On the last day of 2019, Iranian President Hassan Rouhani said that successive rounds of United States sanctions on Iran cost the Islamic Republic $100bn in oil revenue and another $100bn of investment money.
In a televised speech to the nation about what he called an “economic war”, Rouhani blamed the dearth of vital foreign exchange currency on punitive US financial measures on Iran’s oil and banking sectors.
That speech came just weeks after Rouhani proposed a “budget of resistance” to offset the “maximum pressure” campaign unleashed by Washington after President Donald Trump unilaterally withdrew from the Iran nuclear deal with world powers in 2018.
“What should we do?” the Iranian president asked rhetorically. “When there is no food and water, you are still in danger no matter how strong you are.”
Rouhani said Iran is paying a steep price for defying Trump’s will – and that toll could worsen after Trump said during a news conference on Wednesday that the US “will immediately impose additional punishing economic sanctions” in response to Iranian missile attacks on US forces in Iraq.
The Trump administration says the goal of sanctions is to deprive Tehran of the capacity to fund “destabilising” activities and force its leaders back into nuclear discussions.

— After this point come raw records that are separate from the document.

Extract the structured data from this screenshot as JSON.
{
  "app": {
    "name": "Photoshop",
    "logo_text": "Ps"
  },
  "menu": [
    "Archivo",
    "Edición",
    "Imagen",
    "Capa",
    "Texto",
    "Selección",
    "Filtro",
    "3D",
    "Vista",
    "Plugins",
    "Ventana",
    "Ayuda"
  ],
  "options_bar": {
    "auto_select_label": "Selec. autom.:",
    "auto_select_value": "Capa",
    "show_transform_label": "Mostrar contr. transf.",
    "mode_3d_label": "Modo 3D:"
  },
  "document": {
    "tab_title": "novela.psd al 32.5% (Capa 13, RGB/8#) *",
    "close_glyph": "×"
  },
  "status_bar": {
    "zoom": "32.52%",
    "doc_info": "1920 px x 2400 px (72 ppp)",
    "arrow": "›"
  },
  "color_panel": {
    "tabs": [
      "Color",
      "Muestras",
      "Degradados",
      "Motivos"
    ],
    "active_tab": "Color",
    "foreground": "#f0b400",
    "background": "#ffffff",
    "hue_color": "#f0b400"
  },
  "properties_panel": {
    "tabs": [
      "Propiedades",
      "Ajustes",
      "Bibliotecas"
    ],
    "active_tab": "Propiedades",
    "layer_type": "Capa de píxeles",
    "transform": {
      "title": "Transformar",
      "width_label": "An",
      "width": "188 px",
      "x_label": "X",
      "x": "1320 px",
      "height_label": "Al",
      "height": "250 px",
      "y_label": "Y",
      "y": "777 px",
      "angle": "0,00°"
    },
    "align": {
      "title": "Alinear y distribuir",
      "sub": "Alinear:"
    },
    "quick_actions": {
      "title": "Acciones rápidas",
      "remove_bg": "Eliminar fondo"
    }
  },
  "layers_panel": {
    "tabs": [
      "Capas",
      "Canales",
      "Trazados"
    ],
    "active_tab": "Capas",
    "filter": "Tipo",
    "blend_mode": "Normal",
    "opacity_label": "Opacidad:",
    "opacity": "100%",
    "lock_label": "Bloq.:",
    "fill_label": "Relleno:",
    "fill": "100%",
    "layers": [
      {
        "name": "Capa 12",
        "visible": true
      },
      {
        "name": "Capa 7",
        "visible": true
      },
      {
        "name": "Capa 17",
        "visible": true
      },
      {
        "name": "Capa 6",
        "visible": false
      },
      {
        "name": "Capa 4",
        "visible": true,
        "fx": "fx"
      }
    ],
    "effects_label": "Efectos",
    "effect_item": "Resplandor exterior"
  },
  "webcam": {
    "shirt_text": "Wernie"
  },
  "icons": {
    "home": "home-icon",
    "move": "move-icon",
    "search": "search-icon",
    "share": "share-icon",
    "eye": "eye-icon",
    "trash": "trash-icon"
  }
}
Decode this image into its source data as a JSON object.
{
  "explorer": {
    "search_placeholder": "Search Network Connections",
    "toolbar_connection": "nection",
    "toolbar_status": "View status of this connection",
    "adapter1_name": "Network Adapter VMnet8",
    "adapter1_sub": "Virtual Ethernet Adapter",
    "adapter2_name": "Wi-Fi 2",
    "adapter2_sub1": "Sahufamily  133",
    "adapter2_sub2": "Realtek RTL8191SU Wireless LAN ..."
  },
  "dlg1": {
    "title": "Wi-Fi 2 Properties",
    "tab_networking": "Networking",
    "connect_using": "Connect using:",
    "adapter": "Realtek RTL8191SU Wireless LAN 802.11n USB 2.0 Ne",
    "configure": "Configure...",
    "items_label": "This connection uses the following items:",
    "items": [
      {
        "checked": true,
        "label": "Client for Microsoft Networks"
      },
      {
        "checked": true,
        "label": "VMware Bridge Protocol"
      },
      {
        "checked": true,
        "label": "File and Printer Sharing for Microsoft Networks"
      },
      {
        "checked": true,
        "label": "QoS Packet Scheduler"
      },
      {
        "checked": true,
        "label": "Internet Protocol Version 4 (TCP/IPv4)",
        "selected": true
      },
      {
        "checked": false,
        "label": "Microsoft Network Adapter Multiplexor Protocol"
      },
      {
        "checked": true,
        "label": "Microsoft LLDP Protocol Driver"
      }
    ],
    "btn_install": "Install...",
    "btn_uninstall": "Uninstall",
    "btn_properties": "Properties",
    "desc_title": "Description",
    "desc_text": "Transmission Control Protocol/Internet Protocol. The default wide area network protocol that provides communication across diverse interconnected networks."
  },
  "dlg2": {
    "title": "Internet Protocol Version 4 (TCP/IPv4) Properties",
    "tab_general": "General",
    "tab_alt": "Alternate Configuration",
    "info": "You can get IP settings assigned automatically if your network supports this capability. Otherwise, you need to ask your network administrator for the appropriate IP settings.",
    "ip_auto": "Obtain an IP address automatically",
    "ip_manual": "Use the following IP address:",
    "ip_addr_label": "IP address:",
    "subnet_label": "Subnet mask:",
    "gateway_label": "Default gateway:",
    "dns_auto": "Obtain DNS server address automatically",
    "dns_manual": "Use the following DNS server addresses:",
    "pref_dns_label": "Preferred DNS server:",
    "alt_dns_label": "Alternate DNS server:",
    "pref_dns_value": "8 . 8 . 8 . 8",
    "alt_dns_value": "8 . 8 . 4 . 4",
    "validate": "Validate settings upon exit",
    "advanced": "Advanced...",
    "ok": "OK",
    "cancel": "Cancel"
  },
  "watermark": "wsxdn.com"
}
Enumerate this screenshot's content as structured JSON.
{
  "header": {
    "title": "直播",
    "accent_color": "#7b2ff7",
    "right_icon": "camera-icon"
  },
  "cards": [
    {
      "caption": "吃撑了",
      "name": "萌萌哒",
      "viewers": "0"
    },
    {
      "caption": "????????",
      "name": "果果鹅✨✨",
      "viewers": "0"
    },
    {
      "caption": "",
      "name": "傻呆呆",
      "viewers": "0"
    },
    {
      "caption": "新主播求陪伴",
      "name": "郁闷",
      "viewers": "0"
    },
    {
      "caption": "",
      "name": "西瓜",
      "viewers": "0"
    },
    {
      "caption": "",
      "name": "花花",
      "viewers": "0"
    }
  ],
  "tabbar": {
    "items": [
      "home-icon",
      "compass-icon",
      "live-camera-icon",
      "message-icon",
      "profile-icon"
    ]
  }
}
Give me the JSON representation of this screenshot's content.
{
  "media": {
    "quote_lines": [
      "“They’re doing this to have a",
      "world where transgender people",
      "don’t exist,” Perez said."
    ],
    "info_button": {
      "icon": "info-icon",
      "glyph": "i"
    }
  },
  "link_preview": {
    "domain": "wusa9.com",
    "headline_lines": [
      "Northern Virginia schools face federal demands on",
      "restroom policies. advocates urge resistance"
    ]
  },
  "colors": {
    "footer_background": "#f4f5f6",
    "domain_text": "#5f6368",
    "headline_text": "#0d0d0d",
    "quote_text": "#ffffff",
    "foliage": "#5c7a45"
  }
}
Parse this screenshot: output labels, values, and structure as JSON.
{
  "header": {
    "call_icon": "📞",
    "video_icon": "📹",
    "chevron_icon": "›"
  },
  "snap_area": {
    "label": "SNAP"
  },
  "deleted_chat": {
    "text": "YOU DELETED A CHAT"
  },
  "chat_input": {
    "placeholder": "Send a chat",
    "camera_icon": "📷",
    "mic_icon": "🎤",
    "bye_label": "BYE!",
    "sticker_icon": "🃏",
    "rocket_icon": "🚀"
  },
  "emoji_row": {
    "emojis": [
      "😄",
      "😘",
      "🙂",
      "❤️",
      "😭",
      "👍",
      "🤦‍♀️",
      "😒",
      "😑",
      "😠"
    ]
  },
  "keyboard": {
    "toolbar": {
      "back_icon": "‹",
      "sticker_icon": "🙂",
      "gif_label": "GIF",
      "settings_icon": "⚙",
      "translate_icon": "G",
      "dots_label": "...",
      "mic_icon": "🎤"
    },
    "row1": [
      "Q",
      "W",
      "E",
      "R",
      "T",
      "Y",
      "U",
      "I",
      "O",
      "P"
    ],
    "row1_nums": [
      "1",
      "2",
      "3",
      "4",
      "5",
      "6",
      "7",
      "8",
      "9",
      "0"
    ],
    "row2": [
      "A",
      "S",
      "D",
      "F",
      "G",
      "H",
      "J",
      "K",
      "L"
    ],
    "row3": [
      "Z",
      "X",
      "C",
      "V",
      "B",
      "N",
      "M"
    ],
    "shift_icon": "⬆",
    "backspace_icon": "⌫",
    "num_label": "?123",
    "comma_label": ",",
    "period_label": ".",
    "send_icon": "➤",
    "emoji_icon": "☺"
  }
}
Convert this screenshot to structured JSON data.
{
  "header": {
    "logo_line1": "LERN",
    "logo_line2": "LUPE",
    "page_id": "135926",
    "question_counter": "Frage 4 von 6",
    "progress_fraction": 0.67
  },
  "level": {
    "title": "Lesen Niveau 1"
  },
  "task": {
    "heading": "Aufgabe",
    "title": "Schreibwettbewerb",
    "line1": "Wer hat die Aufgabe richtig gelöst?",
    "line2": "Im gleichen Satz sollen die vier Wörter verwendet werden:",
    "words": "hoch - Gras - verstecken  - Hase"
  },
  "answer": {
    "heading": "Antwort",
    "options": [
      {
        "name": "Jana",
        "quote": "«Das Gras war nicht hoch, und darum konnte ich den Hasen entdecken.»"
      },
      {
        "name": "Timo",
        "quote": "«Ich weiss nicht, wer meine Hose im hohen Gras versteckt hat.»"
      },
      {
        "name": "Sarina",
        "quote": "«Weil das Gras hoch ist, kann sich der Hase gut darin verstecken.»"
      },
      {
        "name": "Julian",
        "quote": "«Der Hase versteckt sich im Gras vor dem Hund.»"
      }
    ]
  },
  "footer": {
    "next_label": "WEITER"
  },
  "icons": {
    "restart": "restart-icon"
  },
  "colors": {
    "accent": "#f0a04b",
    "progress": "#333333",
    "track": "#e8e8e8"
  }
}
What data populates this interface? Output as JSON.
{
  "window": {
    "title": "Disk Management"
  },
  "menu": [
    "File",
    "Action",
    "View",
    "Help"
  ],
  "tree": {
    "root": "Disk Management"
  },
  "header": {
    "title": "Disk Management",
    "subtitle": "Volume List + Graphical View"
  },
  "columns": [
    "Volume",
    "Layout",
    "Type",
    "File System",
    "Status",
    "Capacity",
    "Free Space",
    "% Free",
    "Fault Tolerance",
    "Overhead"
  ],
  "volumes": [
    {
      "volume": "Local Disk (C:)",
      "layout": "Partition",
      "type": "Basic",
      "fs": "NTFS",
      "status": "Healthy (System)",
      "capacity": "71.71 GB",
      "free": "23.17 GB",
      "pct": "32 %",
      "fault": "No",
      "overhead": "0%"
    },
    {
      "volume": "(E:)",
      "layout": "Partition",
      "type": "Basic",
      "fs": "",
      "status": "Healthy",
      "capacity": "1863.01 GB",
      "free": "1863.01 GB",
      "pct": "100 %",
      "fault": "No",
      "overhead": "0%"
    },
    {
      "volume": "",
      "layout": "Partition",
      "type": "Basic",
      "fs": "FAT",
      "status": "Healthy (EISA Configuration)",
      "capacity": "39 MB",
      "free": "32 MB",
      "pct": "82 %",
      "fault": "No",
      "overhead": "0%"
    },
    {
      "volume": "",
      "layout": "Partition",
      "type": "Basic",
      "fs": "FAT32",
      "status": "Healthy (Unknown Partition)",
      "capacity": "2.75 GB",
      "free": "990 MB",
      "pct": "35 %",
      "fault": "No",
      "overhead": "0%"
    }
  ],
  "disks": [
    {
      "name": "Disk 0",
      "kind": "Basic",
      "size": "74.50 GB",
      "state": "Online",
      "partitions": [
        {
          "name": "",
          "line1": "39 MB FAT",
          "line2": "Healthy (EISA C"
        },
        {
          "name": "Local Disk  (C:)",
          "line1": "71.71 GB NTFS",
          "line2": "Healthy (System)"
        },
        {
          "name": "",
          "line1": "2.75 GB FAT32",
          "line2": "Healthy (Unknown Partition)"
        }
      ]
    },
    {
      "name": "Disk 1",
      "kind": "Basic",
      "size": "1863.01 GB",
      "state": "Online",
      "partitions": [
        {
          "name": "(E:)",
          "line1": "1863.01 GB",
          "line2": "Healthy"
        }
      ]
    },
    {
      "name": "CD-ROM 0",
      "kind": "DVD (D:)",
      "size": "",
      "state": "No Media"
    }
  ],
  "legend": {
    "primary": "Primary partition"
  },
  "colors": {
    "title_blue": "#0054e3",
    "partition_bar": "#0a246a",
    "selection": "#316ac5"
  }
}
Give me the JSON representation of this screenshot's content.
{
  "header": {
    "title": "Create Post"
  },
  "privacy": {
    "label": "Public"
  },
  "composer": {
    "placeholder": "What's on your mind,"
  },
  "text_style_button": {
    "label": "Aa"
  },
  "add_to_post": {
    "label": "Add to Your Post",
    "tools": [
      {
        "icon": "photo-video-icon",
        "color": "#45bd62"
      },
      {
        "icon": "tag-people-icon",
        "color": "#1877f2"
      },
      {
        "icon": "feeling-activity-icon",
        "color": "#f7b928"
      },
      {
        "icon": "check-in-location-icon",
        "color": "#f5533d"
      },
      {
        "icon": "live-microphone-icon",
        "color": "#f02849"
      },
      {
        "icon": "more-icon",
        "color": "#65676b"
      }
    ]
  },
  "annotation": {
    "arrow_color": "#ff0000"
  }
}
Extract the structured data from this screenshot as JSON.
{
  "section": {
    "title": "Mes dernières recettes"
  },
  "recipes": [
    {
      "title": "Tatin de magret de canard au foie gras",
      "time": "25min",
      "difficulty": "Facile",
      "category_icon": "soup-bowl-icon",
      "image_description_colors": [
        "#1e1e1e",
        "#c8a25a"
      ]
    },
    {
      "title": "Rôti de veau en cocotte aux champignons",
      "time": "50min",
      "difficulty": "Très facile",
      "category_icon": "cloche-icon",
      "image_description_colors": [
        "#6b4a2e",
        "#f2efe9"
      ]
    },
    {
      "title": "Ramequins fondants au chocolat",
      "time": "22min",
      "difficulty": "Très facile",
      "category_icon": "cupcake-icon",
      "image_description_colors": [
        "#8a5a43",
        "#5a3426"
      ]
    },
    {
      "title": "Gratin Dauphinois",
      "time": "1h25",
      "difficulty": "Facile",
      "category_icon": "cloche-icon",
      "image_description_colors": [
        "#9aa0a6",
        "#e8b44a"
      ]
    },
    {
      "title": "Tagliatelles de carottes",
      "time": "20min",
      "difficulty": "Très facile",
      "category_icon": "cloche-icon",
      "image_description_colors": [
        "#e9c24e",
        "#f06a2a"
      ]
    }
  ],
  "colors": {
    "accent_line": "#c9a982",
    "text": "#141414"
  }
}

But the assassination of Quds Force Commander Qassem Soleimani and its aftermath raise important questions about whether sanctions have achieved those objectives – and whether the strategy is still viable.